The European Union and Canada said yesterday that they will begin imposing punitive duties May 1 on several American exports because the United States has failed to repeal a controversial anti-dumping law that was ruled illegal by the World Trade Organization.
The duties, which would be set at 15 percent, would affect shipments of U.S.-made paper, clothing and machinery to Europe and shipments of swine, cigarettes and oysters to Canada.
The threat steps up pressure on Washington to scrap or at least modify the law, which is known as the Byrd amendment for its chief author, Sen. Robert C. Byrd (D-W.Va.). That law, passed by Congress four years ago, provides that when foreign manufacturers are found to be dumping goods in the U.S. market -- that is, selling at unfairly low prices -- any anti-dumping duties that are imposed can be handed over to the U.S. companies that brought the dumping case, rather than to the Treasury.
It has benefited U.S. firms in industries including steel and pasta, with one of the largest beneficiaries being Timken Co., an Ohio maker of bearings, which collected about $40 million last year.
The law is popular in Congress, but since the WTO ruled it illegal in 2002, the Bush administration has been trying to persuade lawmakers that they must change it. The WTO last September authorized the E.U., Canada and several other nations to impose more than $140 million in duties on U.S. goods.
One possible solution would be giving duties collected under the Byrd law to workers or communities hard hit by import competition, rather than companies. That would presumably bring the law into compliance with the WTO, which said the law now inflicts a double penalty on foreign companies by forcing them to pay anti-dumping duties while rewarding their U.S. rivals.
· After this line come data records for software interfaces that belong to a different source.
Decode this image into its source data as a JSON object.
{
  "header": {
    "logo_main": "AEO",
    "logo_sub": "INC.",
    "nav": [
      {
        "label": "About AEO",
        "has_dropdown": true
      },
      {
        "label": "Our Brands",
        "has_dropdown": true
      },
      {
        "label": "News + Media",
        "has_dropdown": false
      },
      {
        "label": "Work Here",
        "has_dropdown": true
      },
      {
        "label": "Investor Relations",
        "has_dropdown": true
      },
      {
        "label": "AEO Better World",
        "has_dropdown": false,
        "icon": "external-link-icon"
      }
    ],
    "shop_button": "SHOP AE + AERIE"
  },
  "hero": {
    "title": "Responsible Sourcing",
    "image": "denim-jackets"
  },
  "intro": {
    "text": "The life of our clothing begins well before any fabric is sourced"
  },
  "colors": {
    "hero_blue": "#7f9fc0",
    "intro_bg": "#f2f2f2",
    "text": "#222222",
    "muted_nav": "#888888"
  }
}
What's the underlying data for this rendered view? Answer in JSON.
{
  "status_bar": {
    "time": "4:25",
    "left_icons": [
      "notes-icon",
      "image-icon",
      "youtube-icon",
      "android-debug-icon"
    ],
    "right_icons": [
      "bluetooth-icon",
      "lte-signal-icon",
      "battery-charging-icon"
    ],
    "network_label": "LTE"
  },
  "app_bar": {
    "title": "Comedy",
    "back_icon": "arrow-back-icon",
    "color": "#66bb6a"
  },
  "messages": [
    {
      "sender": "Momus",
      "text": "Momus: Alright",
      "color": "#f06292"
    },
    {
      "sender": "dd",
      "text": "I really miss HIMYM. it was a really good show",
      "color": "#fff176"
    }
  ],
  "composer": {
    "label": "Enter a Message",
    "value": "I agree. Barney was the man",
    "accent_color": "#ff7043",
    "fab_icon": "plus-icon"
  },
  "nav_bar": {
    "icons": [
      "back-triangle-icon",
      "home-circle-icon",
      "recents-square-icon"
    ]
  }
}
Yesterday's move comes at a time of tense trade relations between the E.U. and the United States, which are at odds over subsidies to their leading aircraft makers, among other issues.
"We're disappointed that this step is being taken," said Richard Mills, a spokesman for the U.S. trade representative's office, in a statement. "The United States is working to comply with the WTO decision regarding the Byrd Amendment."
Sen. Charles E. Grassley (R-Iowa), chairman of the Senate Finance Committee, also expressed disappointment. "I hope we'll be able to come to a consensus soon on the Byrd amendment that will enable us to avoid continued trade sanctions," he said in a statement.
But E.U. and Canadian officials said they were running out of patience. "Retaliation is not our preferred option, but it is a necessary action," said Jim Peterson, Canada's trade minister, in a statement. "International trade rules must be respected."